Cal’s is only open for lunch and there is nothing else on the menu except dessert. They are run by a small staff, located in an old house sort of behind Kroger and next to the Madison Lodge. The decorations aren’t fancy or expansive, but friend, your trip to Cal’s should be focused on the food, and probably the family or friend(s) you eat with.
Cal’s is a solid “meat and three” and could be described by several terms: home cooking, country cooking, soul food, southern style, grandmaw’s cooking, etc. They are the quintessential version of what I would term a traditional meat-and-three restaurant.
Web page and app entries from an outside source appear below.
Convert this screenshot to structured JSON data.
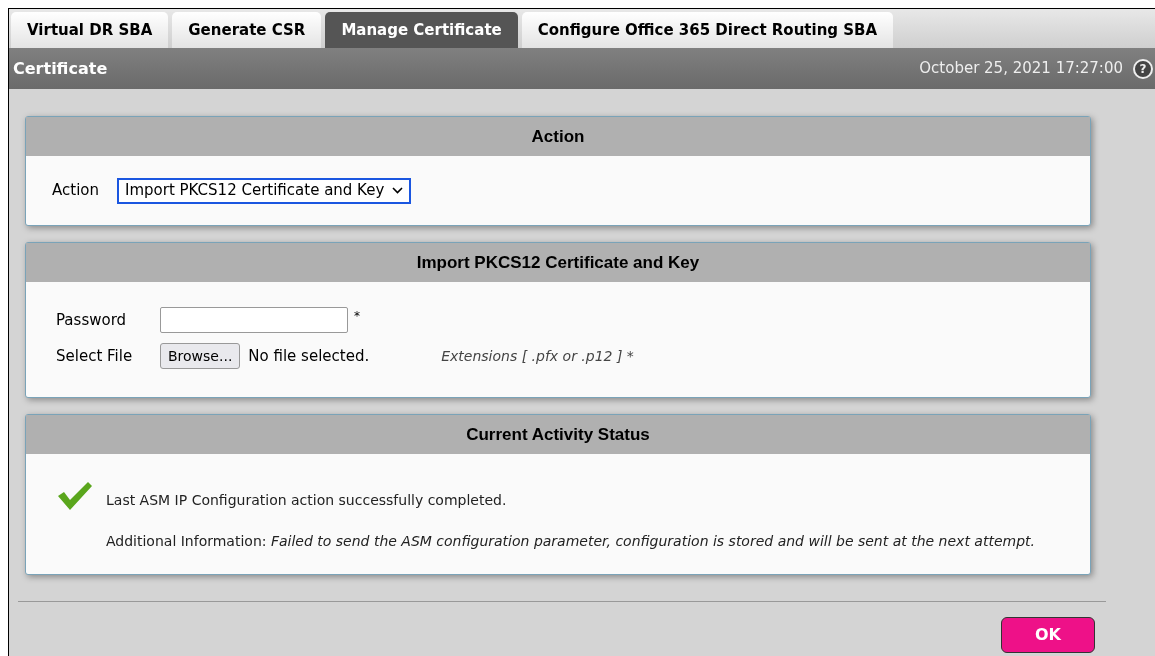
{
  "tabs": [
    {
      "label": "Virtual DR SBA",
      "selected": false
    },
    {
      "label": "Generate CSR",
      "selected": false
    },
    {
      "label": "Manage Certificate",
      "selected": true
    },
    {
      "label": "Configure Office 365 Direct Routing SBA",
      "selected": false
    }
  ],
  "header": {
    "title": "Certificate",
    "datetime": "October 25, 2021 17:27:00",
    "help_icon": "?"
  },
  "action_panel": {
    "title": "Action",
    "label": "Action",
    "value": "Import PKCS12 Certificate and Key"
  },
  "import_panel": {
    "title": "Import PKCS12 Certificate and Key",
    "password_label": "Password",
    "required_mark": "*",
    "file_label": "Select File",
    "browse_button": "Browse...",
    "file_status": "No file selected.",
    "extensions_note": "Extensions [ .pfx or .p12 ] *"
  },
  "status_panel": {
    "title": "Current Activity Status",
    "kind": "success",
    "message": "Last ASM IP Configuration action successfully completed.",
    "details": "Additional Information: *Failed to send the ASM configuration parameter, configuration is stored and will be sent at the next attempt.*"
  },
  "ok_button": "OK"
}
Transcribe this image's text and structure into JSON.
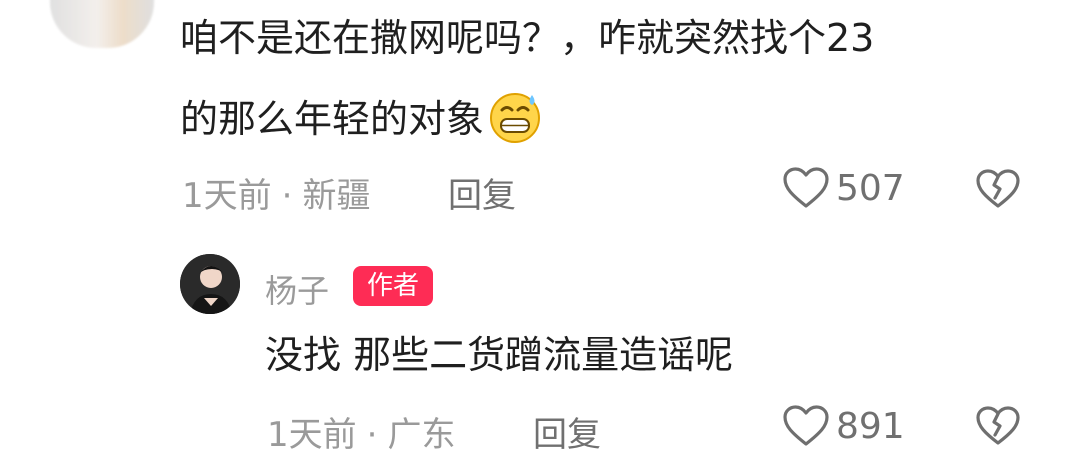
{
  "comment": {
    "line1": "咱不是还在撒网呢吗？，咋就突然找个23",
    "line2": "的那么年轻的对象",
    "emoji": "sweat-grin-emoji",
    "time": "1天前",
    "location": "新疆",
    "dot": "·",
    "reply_label": "回复",
    "likes": "507"
  },
  "reply": {
    "author": "杨子",
    "badge": "作者",
    "text": "没找 那些二货蹭流量造谣呢",
    "time": "1天前",
    "location": "广东",
    "dot": "·",
    "reply_label": "回复",
    "likes": "891"
  },
  "colors": {
    "badge_bg": "#fe2c55",
    "text": "#1f1f1f",
    "meta": "#9a9a9a"
  }
}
Cal’s is a model for the working definition mentioned above.
When talking about meat-and-threes, the terms “blue plate” or “lunch plate” are used as well as “steam table” and “cafeteria style”, and some folks like to include the buffets in this genre (although I don’t include buffets on this site). Additionally, one can’t forget the typical cornbread (or roll or biscuit) and sweet tea that are almost universally included in meat-and-threes, especially across the South.
Not So Simple
Like most things in our modern society, however, the “meat and three” is not always simple when taken “in toto”, as one of my accounting professors used to say. But that’s not necessarily a bad thing. As times have changed, new owners/cooks/chefs have taken the concept to new and different places. Palates have “evolved”, as well, and there are varied opinions about food, in general, which has led to many more options than the “traditional” version of the meat-and-three that I grew up with.
In future posts, we’ll take a look at a variety of options in our new meat-and-three world, and I think you’ll enjoy the journey. Maybe you will venture out into the great unknown (USA page) and find some cool, new places in which to enjoy a great meal with friends, family, business associates, or maybe even a date. But, it’s my hope that we will also keep the doors wide open to the more traditional meat-and-three restaurants that, some have tried for years to say, are dead on the vine … but that we know are very much alive and thriving in many spots across the country.
Until next time …